Categories: Beliefs, Culture


Adelle M. Banks

Adelle M. Banks, production editor and a national reporter, joined RNS in 1995. An award-winning journalist, she previously was the religion reporter at the Orlando Sentinel and a reporter at The Providence Journal and newspapers in the upstate New York communities of Syracuse and Binghamton.

1 Comment

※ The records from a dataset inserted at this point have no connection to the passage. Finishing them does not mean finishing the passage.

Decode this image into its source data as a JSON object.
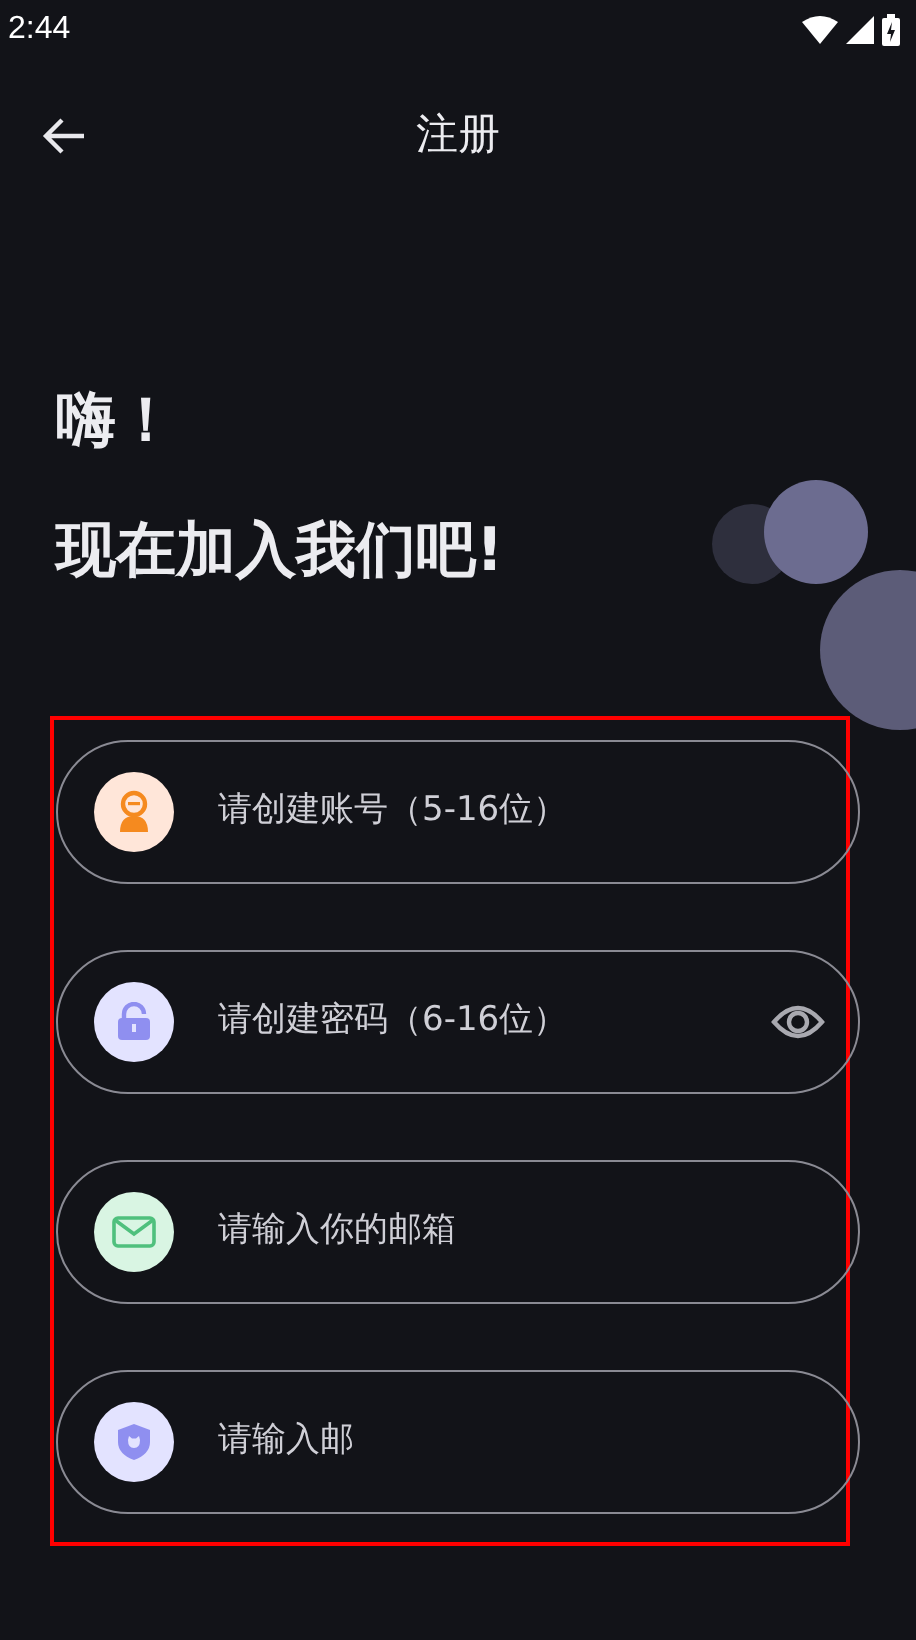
{
  "status_bar": {
    "time": "2:44"
  },
  "header": {
    "title": "注册"
  },
  "greeting": {
    "line_1": "嗨！",
    "line_2": "现在加入我们吧!"
  },
  "fields": [
    {
      "kind": "account",
      "placeholder": "请创建账号（5-16位）",
      "color": "#ffe6d9"
    },
    {
      "kind": "password",
      "placeholder": "请创建密码（6-16位）",
      "color": "#e3e3ff"
    },
    {
      "kind": "email",
      "placeholder": "请输入你的邮箱",
      "color": "#d9f5e3"
    },
    {
      "kind": "code",
      "placeholder": "请输入邮",
      "color": "#e3e3ff"
    }
  ]
}
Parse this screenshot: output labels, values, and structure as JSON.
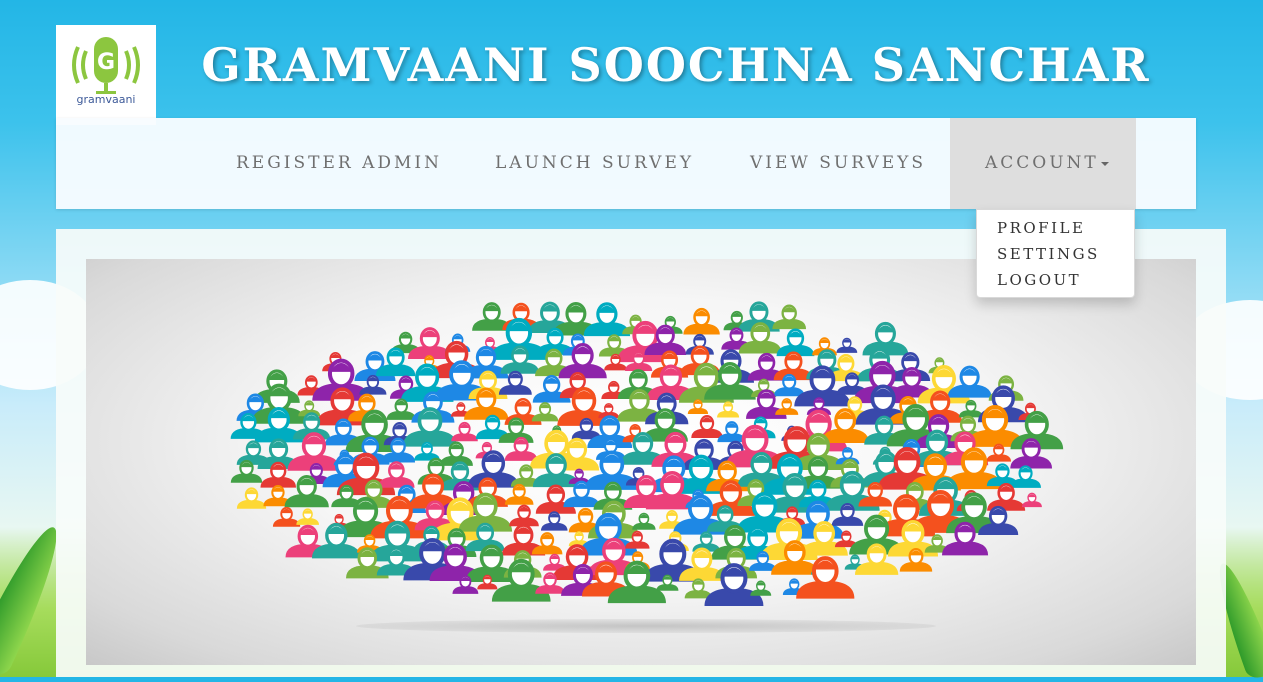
{
  "brand": {
    "logo_text": "gramvaani",
    "site_title": "GRAMVAANI SOOCHNA SANCHAR"
  },
  "nav": {
    "register_admin": "REGISTER ADMIN",
    "launch_survey": "LAUNCH SURVEY",
    "view_surveys": "VIEW SURVEYS",
    "account": "ACCOUNT"
  },
  "account_menu": {
    "profile": "PROFILE",
    "settings": "SETTINGS",
    "logout": "LOGOUT"
  },
  "hero": {
    "icon": "people-avatars-cloud-icon",
    "palette": [
      "#e53935",
      "#1e88e5",
      "#43a047",
      "#fb8c00",
      "#8e24aa",
      "#00acc1",
      "#fdd835",
      "#ec407a",
      "#3949ab",
      "#26a69a",
      "#f4511e",
      "#7cb342"
    ]
  },
  "colors": {
    "sky": "#23b6e6",
    "nav_text": "#6f6f6f",
    "active_tab": "#dedede",
    "title_text": "#ffffff"
  }
}
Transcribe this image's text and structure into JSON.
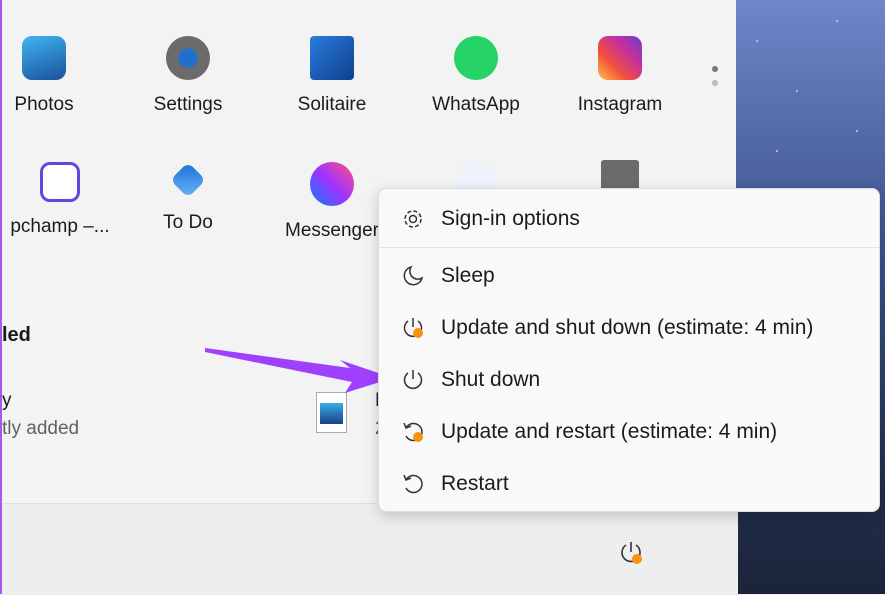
{
  "apps_row1": [
    {
      "label": "Photos",
      "icon": "photos-icon"
    },
    {
      "label": "Settings",
      "icon": "gear-icon"
    },
    {
      "label": "Solitaire",
      "icon": "cards-icon"
    },
    {
      "label": "WhatsApp",
      "icon": "whatsapp-icon"
    },
    {
      "label": "Instagram",
      "icon": "instagram-icon"
    }
  ],
  "apps_row2": [
    {
      "label": "pchamp –...",
      "icon": "clipchamp-icon"
    },
    {
      "label": "To Do",
      "icon": "todo-icon"
    },
    {
      "label": "Messenger",
      "icon": "messenger-icon"
    },
    {
      "label": "",
      "icon": "sudoku-icon"
    },
    {
      "label": "",
      "icon": "calculator-icon"
    }
  ],
  "recommended": {
    "heading": "led",
    "item1_title": "y",
    "item1_sub": "tly added",
    "item2_title": "H",
    "item2_sub": "2"
  },
  "power_menu": {
    "items": [
      {
        "label": "Sign-in options",
        "icon": "gear-icon"
      },
      {
        "label": "Sleep",
        "icon": "moon-icon"
      },
      {
        "label": "Update and shut down (estimate: 4 min)",
        "icon": "update-power-icon"
      },
      {
        "label": "Shut down",
        "icon": "power-icon"
      },
      {
        "label": "Update and restart (estimate: 4 min)",
        "icon": "update-restart-icon"
      },
      {
        "label": "Restart",
        "icon": "restart-icon"
      }
    ]
  },
  "colors": {
    "accent_badge": "#f7930e",
    "arrow": "#a040ff"
  }
}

  1. It would seem that any student organization commited to any substantive position (environmental, civil rights, social justice, religious, political, etc…) would legitimately want to limit membership to those who support that substantive position. The only groups that wouldn’t ‘exclude’ anyone would be those who had no substantive commitment (ie, nothing for anyone to disagree with). It seems to deny the raison d’etra of groups to require that The Young Democrats admit Republicans, civil rights groups admit avowed racists, enviromental groups admit those actively opposed to environmental protection, etc….. This decision really seems to undermine the ability of students to form advocacy groups of any sort, given that that advocacy would be undermined by those holding the opposite view potentially destroying the group by becoming members. The ‘debate’ should be a central aspect of college life, that is, principled and civil disagreement over subtantive issues, not the erasure of debate by banning partisan organization.